A power divider can alter the antenna’s performance dramatically when it is not used correctly. Things like a) location of the antennas, b) cable lengths of the connected antennas and c) antenna orientation are critical during installation.
Location of the antennas:
When two antennas are intended to be located next to each other, a separation distance of at least 2 feet (600 mm) is recommended. When the antennas are closer, say 150 mm, then the antennas’ beams are altered.
When the cable lengths are different for two antennas, the RF phase is altered between the antennas. This, in combination with the antenna’s location, can alter the antenna’s beam angle.
When antennas are installed in a portal or a door-way, two antennas facing each other can cancel the fields, and a null-zone can be experienced. Two antennas with a different polarization can be used to overcome this effect, but the corresponding antenna’s cross-polarization levels need to be considered to avoid any detrimental effects. It is not recommended to use a power divider in this scenario.
A Mux will not be a problem, and it is safer to use, even for those, who are new to RF.
The use of power divider may lead to the breach of rules and regulations. The following is an example;
Let`s assume you are in the USA and you connect a 6 dBi antenna to an RFID reader. The reader power is set to 31 dBm with a cable loss of 1 dB. This configuration yields 4 W EIRP, which is the maximum allowed power specification for UHF RFID systems in the USA region. This is prescribed by the Federal Communications Commission (FCC). You are within the limit now, and you do not breach the law.
Say you wanted to connect two antennas using a 2-way power divider and the two antennas are located right next to each other. You may think that you have connected 2 x 6 dBi antennas to a power divider but what happens is that the beams of those two antennas would combine to yield an ~8 dBi gain. This will cause you to breach the law because you are now generating 6.3 W EIRP.
It is not recommended to use the power dividers by a non-RF expert.
A near-field antenna and a far-field antenna’s beam may not combine if the near-field antenna is a pure near-field only antenna. Some near-field antennas in the market are loop antennas which have far-field gain associated. These antennas will impact the over-all RF beam when a power combiner is used. The RF beam realized can be unpredictable and can cause nulls zones too.
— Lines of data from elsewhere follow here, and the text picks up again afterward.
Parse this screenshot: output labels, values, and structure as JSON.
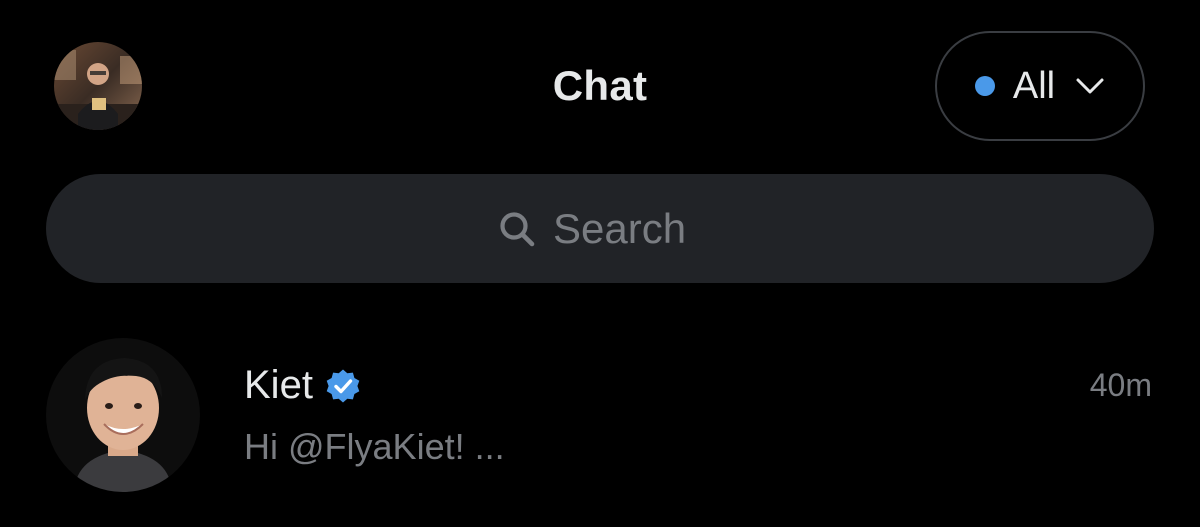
{
  "header": {
    "title": "Chat",
    "avatar_icon": "user-avatar",
    "filter": {
      "label": "All",
      "dot_color": "#4a99e9",
      "icon": "chevron-down-icon"
    }
  },
  "search": {
    "placeholder": "Search",
    "icon": "search-icon"
  },
  "conversations": [
    {
      "name": "Kiet",
      "verified": true,
      "verified_color": "#4a99e9",
      "time": "40m",
      "preview": "Hi @FlyaKiet!  ..."
    }
  ],
  "colors": {
    "background": "#000000",
    "search_background": "#212327",
    "primary_text": "#e7e9ea",
    "secondary_text": "#7a7d82",
    "accent": "#4a99e9"
  }
}
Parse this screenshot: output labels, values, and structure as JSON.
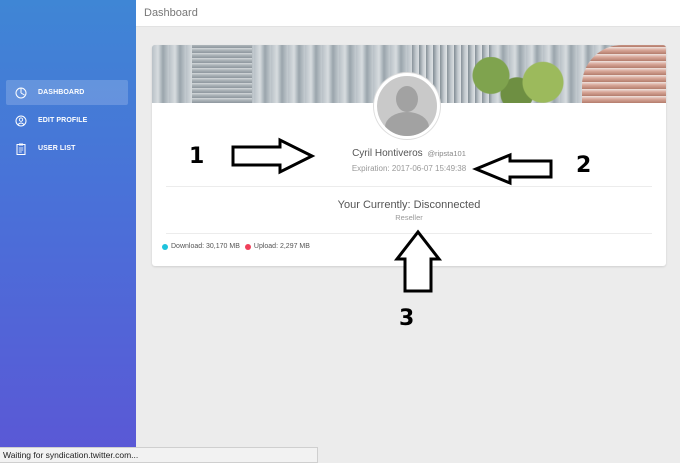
{
  "topbar": {
    "title": "Dashboard"
  },
  "sidebar": {
    "items": [
      {
        "label": "DASHBOARD",
        "icon": "gauge-icon",
        "active": true
      },
      {
        "label": "EDIT PROFILE",
        "icon": "user-circle-icon",
        "active": false
      },
      {
        "label": "USER LIST",
        "icon": "clipboard-icon",
        "active": false
      }
    ]
  },
  "profile": {
    "name": "Cyril Hontiveros",
    "handle": "@ripsta101",
    "expiration": "Expiration: 2017-06-07 15:49:38",
    "status": "Your Currently: Disconnected",
    "role": "Reseller"
  },
  "traffic": {
    "download": "Download: 30,170 MB",
    "upload": "Upload: 2,297 MB",
    "download_color": "#1ec3dd",
    "upload_color": "#f0405a"
  },
  "annotations": {
    "one": "1",
    "two": "2",
    "three": "3"
  },
  "statusbar": {
    "text": "Waiting for syndication.twitter.com..."
  },
  "colors": {
    "sidebar_top": "#3f86d5",
    "sidebar_bottom": "#5b57d6"
  }
}
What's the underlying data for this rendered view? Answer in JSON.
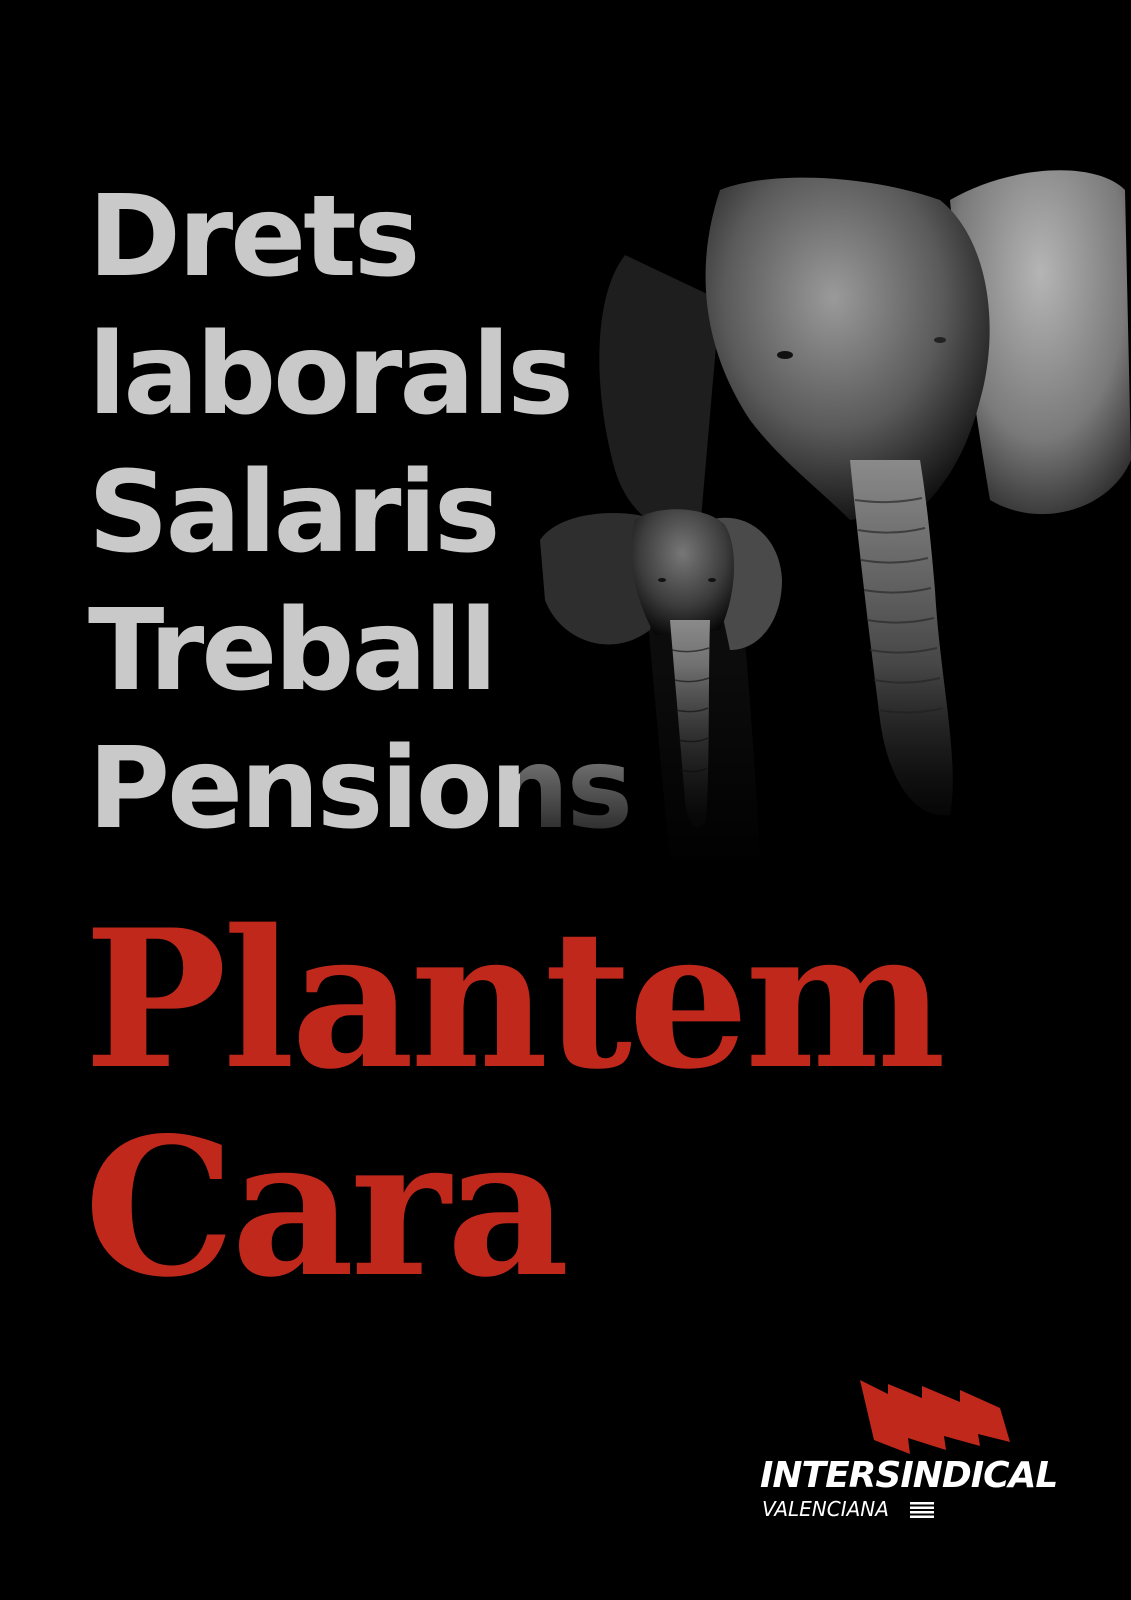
{
  "poster": {
    "topics": [
      "Drets",
      "laborals",
      "Salaris",
      "Treball",
      "Pensions"
    ],
    "slogan": {
      "line1": "Plantem",
      "line2": "Cara"
    },
    "image": {
      "subject": "adult and baby elephant (black and white photo)"
    },
    "logo": {
      "name": "INTERSINDICAL",
      "subtitle": "VALENCIANA",
      "icon": "flag-icon"
    }
  },
  "colors": {
    "background": "#000000",
    "topic_text": "#c9c9c9",
    "slogan_text": "#c1281c",
    "logo_flag": "#c1281c",
    "logo_text": "#ffffff"
  }
}
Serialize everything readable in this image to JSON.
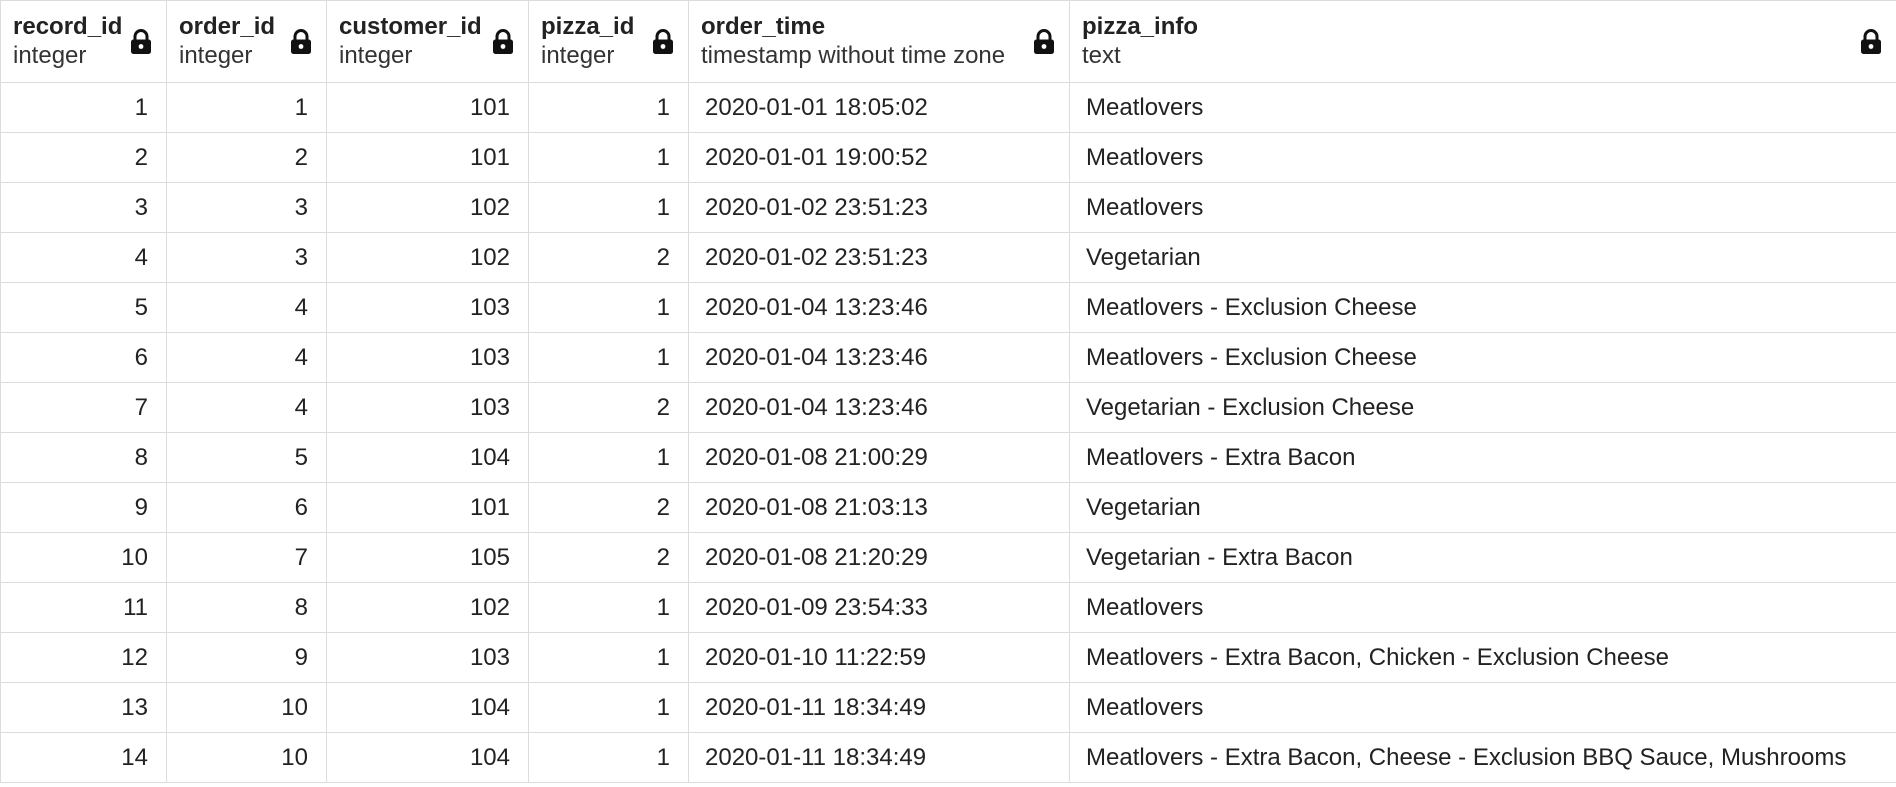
{
  "columns": [
    {
      "name": "record_id",
      "type": "integer",
      "icon": "lock-icon",
      "align": "right"
    },
    {
      "name": "order_id",
      "type": "integer",
      "icon": "lock-icon",
      "align": "right"
    },
    {
      "name": "customer_id",
      "type": "integer",
      "icon": "lock-icon",
      "align": "right"
    },
    {
      "name": "pizza_id",
      "type": "integer",
      "icon": "lock-icon",
      "align": "right"
    },
    {
      "name": "order_time",
      "type": "timestamp without time zone",
      "icon": "lock-icon",
      "align": "left"
    },
    {
      "name": "pizza_info",
      "type": "text",
      "icon": "lock-icon",
      "align": "left"
    }
  ],
  "rows": [
    [
      "1",
      "1",
      "101",
      "1",
      "2020-01-01 18:05:02",
      "Meatlovers"
    ],
    [
      "2",
      "2",
      "101",
      "1",
      "2020-01-01 19:00:52",
      "Meatlovers"
    ],
    [
      "3",
      "3",
      "102",
      "1",
      "2020-01-02 23:51:23",
      "Meatlovers"
    ],
    [
      "4",
      "3",
      "102",
      "2",
      "2020-01-02 23:51:23",
      "Vegetarian"
    ],
    [
      "5",
      "4",
      "103",
      "1",
      "2020-01-04 13:23:46",
      "Meatlovers - Exclusion Cheese"
    ],
    [
      "6",
      "4",
      "103",
      "1",
      "2020-01-04 13:23:46",
      "Meatlovers - Exclusion Cheese"
    ],
    [
      "7",
      "4",
      "103",
      "2",
      "2020-01-04 13:23:46",
      "Vegetarian - Exclusion Cheese"
    ],
    [
      "8",
      "5",
      "104",
      "1",
      "2020-01-08 21:00:29",
      "Meatlovers - Extra Bacon"
    ],
    [
      "9",
      "6",
      "101",
      "2",
      "2020-01-08 21:03:13",
      "Vegetarian"
    ],
    [
      "10",
      "7",
      "105",
      "2",
      "2020-01-08 21:20:29",
      "Vegetarian - Extra Bacon"
    ],
    [
      "11",
      "8",
      "102",
      "1",
      "2020-01-09 23:54:33",
      "Meatlovers"
    ],
    [
      "12",
      "9",
      "103",
      "1",
      "2020-01-10 11:22:59",
      "Meatlovers - Extra Bacon, Chicken - Exclusion Cheese"
    ],
    [
      "13",
      "10",
      "104",
      "1",
      "2020-01-11 18:34:49",
      "Meatlovers"
    ],
    [
      "14",
      "10",
      "104",
      "1",
      "2020-01-11 18:34:49",
      "Meatlovers - Extra Bacon, Cheese - Exclusion BBQ Sauce, Mushrooms"
    ]
  ]
}
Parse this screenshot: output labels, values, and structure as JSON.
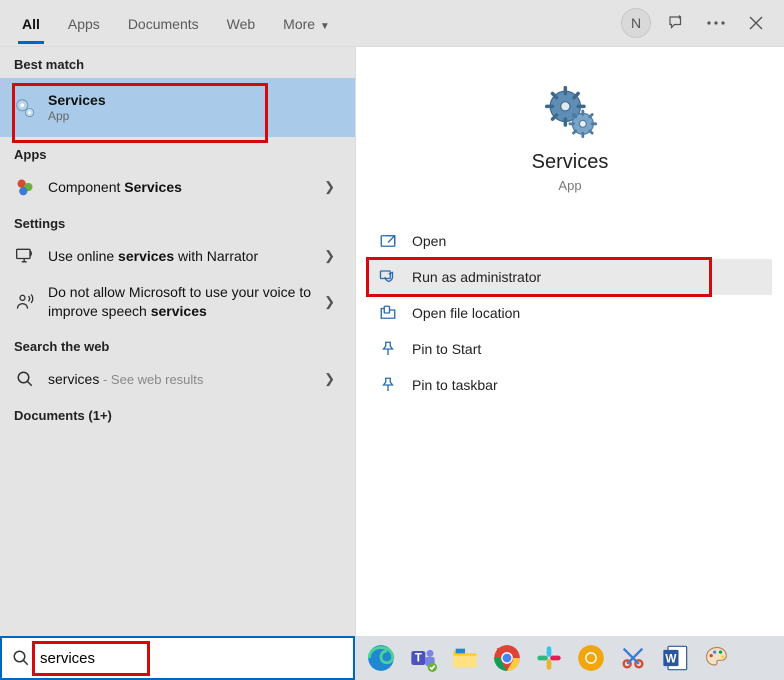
{
  "tabs": {
    "all": "All",
    "apps": "Apps",
    "documents": "Documents",
    "web": "Web",
    "more": "More"
  },
  "avatar_letter": "N",
  "left": {
    "best_match_heading": "Best match",
    "best_match": {
      "title": "Services",
      "sub": "App"
    },
    "apps_heading": "Apps",
    "component_services_pre": "Component ",
    "component_services_bold": "Services",
    "settings_heading": "Settings",
    "setting1_pre": "Use online ",
    "setting1_bold": "services",
    "setting1_post": " with Narrator",
    "setting2_pre": "Do not allow Microsoft to use your voice to improve speech ",
    "setting2_bold": "services",
    "search_web_heading": "Search the web",
    "web_term": "services",
    "web_sub": " - See web results",
    "documents_heading": "Documents (1+)"
  },
  "right": {
    "title": "Services",
    "sub": "App",
    "actions": {
      "open": "Open",
      "run_admin": "Run as administrator",
      "open_loc": "Open file location",
      "pin_start": "Pin to Start",
      "pin_taskbar": "Pin to taskbar"
    }
  },
  "search": {
    "value": "services"
  }
}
The only way to ensure that this does not happen is to separate the antenna by a distance of 2 feet or so.
It is recommended to use a multiplexer in most of the scenarios.